Task details
Wherever the string "username" shows up in the records below, return that line.

Source records:
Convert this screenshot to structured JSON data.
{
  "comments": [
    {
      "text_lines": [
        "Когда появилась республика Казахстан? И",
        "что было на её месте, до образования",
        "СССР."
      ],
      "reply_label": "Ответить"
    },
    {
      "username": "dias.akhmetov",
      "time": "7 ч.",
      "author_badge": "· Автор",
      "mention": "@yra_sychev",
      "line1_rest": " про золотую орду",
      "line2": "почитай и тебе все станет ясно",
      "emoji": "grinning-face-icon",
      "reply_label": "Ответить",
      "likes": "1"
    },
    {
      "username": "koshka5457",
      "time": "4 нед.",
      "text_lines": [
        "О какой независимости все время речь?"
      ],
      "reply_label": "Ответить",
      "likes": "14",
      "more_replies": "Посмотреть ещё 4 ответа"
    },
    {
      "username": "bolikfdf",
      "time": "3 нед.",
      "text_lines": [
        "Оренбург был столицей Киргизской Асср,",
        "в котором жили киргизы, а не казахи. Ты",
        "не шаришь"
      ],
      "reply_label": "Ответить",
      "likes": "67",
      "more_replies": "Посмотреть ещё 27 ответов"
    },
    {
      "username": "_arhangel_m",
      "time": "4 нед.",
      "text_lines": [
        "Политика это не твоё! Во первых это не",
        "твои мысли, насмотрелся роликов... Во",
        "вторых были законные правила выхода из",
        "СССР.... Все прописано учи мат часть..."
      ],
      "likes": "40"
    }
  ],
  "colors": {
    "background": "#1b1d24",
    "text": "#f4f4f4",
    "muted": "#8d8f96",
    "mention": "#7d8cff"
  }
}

Worked solution
      "username": "dias.akhmetov",
      "username": "koshka5457",
      "username": "bolikfdf",
      "username": "_arhangel_m",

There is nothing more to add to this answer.